Universal View of the Customer

Customer experience — ranging from when a prospect is first encountering your brand via marketing, is engaging with your sales team, and finally is using your product — is a mandatory focus for every company. The most effective and forward thinking marketers are doing their part by unifying their databases, which can include customer data from websites, marketing automation software, CRM platforms, and customer service interactions. Creating a unified view as prospects become customers can improve the customer experience, which can lead to gaining more customers and, perhaps more important, keeping them.

The Sudden Death of Hypertargeting

B2B marketers like the promise of hypertargeting, but the concept of zero waste is a false promise. If B2B marketers are using hypertargeting, they are likely excluding potential buyers and influencers. If you try to pull a needle from a haystack, you will miss, because you’re not educating the buying committee, and you’re also not going to predict what companies will be in market for your specific solution. Instead, B2B marketers should aim to reach the entire buying committee — which includes not only the decision maker but all of the influencers. The idea is to strive for “relevant reach” to expand the market interest and consideration of your company.

The Arrival of Everyone-As-A-Marketer

In this post-trust age, your prospects aren’t in a trusting mood. It’s like the entire country has become the Show-Me State. Recent research indicates that only 45% of Americans trust institutions. At the same time, 63% do trust people like themselves. And you have access to these “people like your themselves” — they are your employees. The most effective marketers are putting marketing messages into the hands of their employees for distribution on social media, in person, and during customer service calls. And not only do employees deliver a message that’s more trusted, they also have more reach: A typical company’s employee base has 10x the social reach of the company itself.

Artificial Intelligence and Personalization

Artificial intelligence, data, and personalization are key concepts for the B2B marketing future. With artificial intelligence, fueled by data, marketers can ensure they’re delivering the right message at the right time to the right audience. On websites, for instance, AI can serve visitors the content they’re looking for or direct them to it. Data can also help B2B marketers identify new audiences and serve them relevant marketing messages and content. AI can also help nurture your prospects with timely, relevant email. It’s all a part of delivering a personalized experience your customer wants.

Marketing Metrics Are Changing

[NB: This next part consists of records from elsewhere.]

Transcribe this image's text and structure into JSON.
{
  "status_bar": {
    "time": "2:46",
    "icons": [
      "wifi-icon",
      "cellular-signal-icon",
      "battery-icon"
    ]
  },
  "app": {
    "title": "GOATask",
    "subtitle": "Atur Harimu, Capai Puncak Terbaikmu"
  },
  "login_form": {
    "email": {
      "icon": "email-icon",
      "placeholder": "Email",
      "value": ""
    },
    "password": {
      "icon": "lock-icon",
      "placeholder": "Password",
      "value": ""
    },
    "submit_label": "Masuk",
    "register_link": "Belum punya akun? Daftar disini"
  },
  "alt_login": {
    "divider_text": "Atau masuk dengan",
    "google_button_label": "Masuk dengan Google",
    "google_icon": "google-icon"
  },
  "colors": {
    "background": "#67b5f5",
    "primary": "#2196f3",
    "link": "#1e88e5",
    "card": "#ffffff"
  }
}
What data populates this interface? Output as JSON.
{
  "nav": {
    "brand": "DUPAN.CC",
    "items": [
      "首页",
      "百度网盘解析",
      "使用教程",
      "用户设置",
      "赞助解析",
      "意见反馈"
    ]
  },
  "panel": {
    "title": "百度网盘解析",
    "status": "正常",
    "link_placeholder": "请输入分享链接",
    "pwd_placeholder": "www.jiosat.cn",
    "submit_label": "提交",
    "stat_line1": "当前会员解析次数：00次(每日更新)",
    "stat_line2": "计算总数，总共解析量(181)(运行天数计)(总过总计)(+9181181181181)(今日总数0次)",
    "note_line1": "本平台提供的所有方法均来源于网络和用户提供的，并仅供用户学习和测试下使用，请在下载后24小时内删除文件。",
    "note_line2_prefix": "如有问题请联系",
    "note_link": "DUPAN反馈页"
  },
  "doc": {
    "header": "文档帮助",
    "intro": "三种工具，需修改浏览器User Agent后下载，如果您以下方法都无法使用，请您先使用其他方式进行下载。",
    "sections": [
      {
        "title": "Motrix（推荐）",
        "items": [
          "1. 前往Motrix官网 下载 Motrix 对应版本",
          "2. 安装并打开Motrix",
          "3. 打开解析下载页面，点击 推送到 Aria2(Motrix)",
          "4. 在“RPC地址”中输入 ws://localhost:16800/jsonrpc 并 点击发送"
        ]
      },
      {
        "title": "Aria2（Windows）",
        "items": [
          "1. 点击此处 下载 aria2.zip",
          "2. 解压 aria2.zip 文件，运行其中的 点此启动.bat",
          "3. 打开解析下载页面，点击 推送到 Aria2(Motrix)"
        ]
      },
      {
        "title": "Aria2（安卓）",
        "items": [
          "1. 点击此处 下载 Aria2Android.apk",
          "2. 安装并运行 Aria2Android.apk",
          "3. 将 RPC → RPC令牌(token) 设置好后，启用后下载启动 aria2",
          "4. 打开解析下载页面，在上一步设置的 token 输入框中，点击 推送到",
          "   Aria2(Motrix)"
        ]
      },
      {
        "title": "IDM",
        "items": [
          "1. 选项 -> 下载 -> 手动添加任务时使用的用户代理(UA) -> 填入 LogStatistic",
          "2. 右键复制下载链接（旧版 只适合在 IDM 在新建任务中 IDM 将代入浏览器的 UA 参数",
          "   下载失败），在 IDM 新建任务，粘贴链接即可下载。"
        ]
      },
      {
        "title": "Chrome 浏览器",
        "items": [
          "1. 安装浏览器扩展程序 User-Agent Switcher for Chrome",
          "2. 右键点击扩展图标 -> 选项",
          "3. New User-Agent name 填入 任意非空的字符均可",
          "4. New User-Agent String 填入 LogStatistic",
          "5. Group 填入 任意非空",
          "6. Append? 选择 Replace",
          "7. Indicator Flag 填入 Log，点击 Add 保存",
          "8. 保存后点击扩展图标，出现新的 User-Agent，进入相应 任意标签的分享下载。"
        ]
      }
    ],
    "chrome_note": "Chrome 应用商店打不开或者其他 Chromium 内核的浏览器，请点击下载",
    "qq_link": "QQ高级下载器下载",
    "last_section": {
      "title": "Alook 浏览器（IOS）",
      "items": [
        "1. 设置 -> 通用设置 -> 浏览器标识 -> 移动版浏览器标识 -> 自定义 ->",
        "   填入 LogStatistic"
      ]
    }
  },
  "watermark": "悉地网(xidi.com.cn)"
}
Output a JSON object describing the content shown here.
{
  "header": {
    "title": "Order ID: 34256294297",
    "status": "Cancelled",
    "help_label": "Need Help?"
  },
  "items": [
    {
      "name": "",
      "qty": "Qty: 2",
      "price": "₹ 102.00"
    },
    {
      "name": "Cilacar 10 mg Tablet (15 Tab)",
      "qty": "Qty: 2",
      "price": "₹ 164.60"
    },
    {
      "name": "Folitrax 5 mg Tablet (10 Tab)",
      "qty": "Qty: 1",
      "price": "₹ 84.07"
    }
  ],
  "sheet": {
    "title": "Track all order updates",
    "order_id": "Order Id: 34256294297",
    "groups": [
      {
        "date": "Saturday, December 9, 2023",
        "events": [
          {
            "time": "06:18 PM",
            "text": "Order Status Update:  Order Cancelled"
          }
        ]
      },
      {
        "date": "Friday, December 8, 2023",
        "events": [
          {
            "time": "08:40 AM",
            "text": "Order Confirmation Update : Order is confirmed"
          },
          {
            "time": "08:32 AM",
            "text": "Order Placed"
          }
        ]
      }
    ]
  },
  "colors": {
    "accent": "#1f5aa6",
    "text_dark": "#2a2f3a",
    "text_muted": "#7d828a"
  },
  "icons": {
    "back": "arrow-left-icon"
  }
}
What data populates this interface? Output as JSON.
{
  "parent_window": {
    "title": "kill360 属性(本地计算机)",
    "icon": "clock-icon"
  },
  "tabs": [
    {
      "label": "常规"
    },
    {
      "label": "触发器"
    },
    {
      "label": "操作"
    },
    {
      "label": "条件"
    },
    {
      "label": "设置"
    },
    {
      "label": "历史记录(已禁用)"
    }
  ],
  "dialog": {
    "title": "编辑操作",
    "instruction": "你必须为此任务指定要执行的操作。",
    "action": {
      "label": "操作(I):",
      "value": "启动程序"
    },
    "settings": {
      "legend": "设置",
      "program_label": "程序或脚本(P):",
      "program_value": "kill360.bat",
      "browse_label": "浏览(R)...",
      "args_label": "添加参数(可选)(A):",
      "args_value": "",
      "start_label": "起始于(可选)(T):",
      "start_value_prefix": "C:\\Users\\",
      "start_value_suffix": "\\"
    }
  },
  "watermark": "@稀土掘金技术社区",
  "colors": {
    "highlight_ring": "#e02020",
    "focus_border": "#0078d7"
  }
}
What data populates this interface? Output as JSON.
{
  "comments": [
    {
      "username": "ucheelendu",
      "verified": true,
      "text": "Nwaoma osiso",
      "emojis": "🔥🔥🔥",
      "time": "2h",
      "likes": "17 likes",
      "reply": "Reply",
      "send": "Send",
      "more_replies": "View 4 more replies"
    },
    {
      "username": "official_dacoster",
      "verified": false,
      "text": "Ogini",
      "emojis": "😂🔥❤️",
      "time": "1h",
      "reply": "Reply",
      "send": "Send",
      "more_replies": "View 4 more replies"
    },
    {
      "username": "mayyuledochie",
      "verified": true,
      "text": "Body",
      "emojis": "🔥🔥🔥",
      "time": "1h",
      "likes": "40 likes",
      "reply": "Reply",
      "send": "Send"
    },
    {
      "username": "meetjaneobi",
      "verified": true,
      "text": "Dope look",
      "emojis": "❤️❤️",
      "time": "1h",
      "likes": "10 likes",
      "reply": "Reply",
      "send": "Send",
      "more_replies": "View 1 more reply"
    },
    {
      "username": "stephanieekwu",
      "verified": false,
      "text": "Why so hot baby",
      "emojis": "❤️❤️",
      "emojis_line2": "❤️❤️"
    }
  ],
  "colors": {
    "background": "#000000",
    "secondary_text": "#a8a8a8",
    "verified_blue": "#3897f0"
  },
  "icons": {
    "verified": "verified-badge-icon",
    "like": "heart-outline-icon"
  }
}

As marketers, we can measure almost everything. But we have to be careful, because, as the quote goes, "Not everything that counts can be counted, and not everything that can be counted counts." For instance, we should allow cost-per-click and click-through rate to fall by the wayside for more significant metrics that measure the actual contribution of marketing throughout the funnel. In the upper funnel, for example, marketers should measure brand awareness. In the mid-funnel, we should measure content engagement. And in the lower funnel, we should measure lead generation and sales conversion — both of which give a window on marketing’s very real contribution to revenue.  

These trends are just seven among many that are altering the future of B2B marketing. To stay on top of all the trends that are transforming B2B marketing, subscribe today to the LinkedIn Marketing Blog.

Photo: Dinesh Wijekoon